The shed will be a pent roof type and plan to seal the top edge against the house with overlapping flashing, my real area of unknown is the vertical joints where the walls join the house. Is it really as simple as filling the void with putty/sealant? I'm sure there is a more comprehensive method to do this and any advice would be gratefully received.
On a separate point, there will be very little space (circa 100mm) between the outer wall and the neighbouring property, should I be concerned regarding a damp atmosphere in this gap? My intent is to fit guttering to this side of the roof to collect rainwater running off the roof, but I imagine the air will be still a lot of the time and so may remain moist. NOTE: the wall on this side will be pre-treated with a long-term coating (TBC) so will not require access to re-apply whilst I am in the property - that's the plan at least!
Sorry for the wordy post. If you need more information please ask.
10x4 shed off of stucco house
by Paul Tyner
(Oceanside, CA USA)
Hello John, I want to build a shed off of our house that is roughly 10'wide by 4'deep and will give us easy access to our 4 bicycles. I was thinking on each 4' end - we'll need a door and on half of the 10' section a sliding door giving us a 5ft wide slider. Make sense...?
It is on a newer concrete slab and I'd want to use that as the floor. What questions do you have?
Thank YOU for your assistance.
Shed attached to house
I am considering building a garden office on the land to the side of my house it is the old driveway before it was fenced off and a driveway put out the front of the house. The area is approx 6m long x 4m deep at the widest point and 2.5m deep at the narrowest (it is a wedge-shaped plot of land)
I want to know if there are any regulations that say I cannot build on the land without planning permission and importantly can I make the house one wall of the shed?
The other side of the plot is my neighbour's boundary and he has a similar plot on his side of the boundary.
The front of my plot is fenced off from the driveway and not visible from the road. The shed (office) will not be nearer the road than the existing house and will be under 2.5M tall
I am enquiring about the 5M rule (must be 5M away from the house)that I have seen on some sites but is not mentioned on the government's interactive website for planning.
Creating a lean-to on to an existing Gambrel shed
by John Szesnat Sr.
( Altamont, NY)

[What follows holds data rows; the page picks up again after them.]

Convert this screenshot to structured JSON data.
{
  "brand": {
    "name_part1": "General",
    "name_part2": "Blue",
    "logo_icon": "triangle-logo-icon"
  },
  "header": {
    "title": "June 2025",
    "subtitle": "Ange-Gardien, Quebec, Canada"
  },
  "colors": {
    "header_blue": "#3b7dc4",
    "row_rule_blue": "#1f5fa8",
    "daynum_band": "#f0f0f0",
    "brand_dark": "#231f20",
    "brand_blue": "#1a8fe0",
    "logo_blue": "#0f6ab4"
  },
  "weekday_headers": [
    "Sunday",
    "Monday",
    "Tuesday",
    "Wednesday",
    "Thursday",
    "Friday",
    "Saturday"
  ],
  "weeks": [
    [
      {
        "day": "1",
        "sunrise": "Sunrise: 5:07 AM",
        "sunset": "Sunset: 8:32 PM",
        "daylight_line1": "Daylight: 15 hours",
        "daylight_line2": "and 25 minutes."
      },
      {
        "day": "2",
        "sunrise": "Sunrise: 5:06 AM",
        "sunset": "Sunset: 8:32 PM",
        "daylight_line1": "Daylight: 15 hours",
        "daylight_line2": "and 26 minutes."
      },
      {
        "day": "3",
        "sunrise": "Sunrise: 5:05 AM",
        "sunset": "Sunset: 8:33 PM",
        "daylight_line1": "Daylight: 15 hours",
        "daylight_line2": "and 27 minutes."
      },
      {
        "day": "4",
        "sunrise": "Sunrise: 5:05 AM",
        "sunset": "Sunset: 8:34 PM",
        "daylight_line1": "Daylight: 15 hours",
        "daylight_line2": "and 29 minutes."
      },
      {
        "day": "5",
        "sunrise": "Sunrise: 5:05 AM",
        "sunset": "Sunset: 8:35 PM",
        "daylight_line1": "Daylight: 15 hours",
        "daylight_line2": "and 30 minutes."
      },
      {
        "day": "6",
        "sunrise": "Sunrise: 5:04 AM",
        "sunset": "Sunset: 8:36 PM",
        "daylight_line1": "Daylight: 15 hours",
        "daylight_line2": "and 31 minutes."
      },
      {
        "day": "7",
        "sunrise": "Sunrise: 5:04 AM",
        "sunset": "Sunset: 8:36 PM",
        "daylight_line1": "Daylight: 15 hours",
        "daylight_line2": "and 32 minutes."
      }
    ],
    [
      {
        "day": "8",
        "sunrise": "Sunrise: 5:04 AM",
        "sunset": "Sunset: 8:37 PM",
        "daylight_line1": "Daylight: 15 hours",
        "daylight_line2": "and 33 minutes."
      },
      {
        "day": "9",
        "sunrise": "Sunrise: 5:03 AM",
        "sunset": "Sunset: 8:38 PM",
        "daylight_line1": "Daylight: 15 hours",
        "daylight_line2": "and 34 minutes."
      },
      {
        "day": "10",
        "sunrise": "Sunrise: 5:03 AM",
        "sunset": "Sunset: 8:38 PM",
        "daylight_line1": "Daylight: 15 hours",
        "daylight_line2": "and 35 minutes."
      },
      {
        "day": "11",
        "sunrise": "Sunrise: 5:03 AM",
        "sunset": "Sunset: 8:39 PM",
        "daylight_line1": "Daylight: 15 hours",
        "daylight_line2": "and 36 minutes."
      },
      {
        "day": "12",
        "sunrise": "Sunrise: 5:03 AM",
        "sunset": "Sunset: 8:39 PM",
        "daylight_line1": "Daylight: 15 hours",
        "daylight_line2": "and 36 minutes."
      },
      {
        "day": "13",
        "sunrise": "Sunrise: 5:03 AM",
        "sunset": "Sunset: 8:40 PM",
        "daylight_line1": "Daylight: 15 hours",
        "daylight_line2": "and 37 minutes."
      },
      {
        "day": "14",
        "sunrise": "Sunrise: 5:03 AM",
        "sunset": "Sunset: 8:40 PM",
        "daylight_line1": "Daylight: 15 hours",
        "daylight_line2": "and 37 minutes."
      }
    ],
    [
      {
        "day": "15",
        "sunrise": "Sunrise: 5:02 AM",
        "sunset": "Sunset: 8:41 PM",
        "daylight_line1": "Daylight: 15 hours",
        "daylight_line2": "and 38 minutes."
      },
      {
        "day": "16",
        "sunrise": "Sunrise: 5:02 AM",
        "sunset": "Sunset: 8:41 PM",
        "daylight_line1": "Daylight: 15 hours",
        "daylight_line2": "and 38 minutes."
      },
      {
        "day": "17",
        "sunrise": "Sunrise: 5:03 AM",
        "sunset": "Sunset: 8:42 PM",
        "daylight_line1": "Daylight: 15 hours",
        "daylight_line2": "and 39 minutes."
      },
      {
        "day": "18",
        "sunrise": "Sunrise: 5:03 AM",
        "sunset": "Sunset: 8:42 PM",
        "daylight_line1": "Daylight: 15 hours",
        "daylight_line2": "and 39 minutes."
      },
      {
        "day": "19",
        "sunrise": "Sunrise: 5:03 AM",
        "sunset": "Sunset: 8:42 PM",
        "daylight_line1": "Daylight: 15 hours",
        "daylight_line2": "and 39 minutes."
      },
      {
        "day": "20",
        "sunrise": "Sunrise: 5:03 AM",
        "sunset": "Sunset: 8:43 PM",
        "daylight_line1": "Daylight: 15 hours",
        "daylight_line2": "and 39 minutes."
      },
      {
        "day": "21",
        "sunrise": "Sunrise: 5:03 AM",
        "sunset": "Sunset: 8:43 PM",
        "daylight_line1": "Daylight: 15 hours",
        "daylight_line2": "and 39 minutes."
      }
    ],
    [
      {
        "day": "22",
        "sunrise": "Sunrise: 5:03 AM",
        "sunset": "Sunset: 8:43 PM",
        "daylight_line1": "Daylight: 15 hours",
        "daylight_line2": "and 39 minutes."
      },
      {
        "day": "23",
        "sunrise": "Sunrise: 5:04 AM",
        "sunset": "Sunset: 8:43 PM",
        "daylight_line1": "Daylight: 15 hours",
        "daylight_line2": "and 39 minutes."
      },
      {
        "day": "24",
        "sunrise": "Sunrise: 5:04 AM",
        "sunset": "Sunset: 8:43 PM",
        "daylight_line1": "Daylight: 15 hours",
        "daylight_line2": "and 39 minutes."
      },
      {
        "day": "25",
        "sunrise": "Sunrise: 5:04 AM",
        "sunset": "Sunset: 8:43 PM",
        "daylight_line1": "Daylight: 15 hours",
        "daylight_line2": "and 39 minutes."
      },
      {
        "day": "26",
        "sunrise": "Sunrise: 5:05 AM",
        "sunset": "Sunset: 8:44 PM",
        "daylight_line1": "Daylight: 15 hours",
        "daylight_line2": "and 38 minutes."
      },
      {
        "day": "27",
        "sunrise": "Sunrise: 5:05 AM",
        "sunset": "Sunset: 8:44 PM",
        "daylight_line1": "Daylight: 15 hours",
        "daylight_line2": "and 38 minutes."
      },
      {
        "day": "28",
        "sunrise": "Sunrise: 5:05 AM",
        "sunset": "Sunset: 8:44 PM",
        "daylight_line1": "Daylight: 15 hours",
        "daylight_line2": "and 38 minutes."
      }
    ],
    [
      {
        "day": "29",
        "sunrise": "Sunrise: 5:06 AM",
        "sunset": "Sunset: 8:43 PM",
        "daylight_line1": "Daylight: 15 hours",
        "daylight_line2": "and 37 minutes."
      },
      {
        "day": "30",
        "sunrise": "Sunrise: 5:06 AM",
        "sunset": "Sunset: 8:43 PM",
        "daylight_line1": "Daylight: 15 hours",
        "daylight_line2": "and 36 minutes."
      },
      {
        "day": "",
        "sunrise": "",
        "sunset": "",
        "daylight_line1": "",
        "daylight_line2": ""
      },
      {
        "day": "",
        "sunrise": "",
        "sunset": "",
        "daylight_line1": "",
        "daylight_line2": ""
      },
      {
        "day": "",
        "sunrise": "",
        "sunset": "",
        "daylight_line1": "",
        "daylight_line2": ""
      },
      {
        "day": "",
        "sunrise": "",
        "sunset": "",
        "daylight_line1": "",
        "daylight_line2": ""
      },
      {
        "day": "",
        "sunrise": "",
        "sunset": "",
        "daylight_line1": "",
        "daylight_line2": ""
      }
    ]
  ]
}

I am wishing help with building a Lean-to off my existing shed the existing shed (Photo Attached) is 10'x10' and 10'7" high. Need help in designing and with the roof pitch. I would like the lean-to to be as wide 8 to 10 feet and high as possible This a first for building as was the shed. Please, any help would be appreciated.
Thank you for your time and effort in this matter.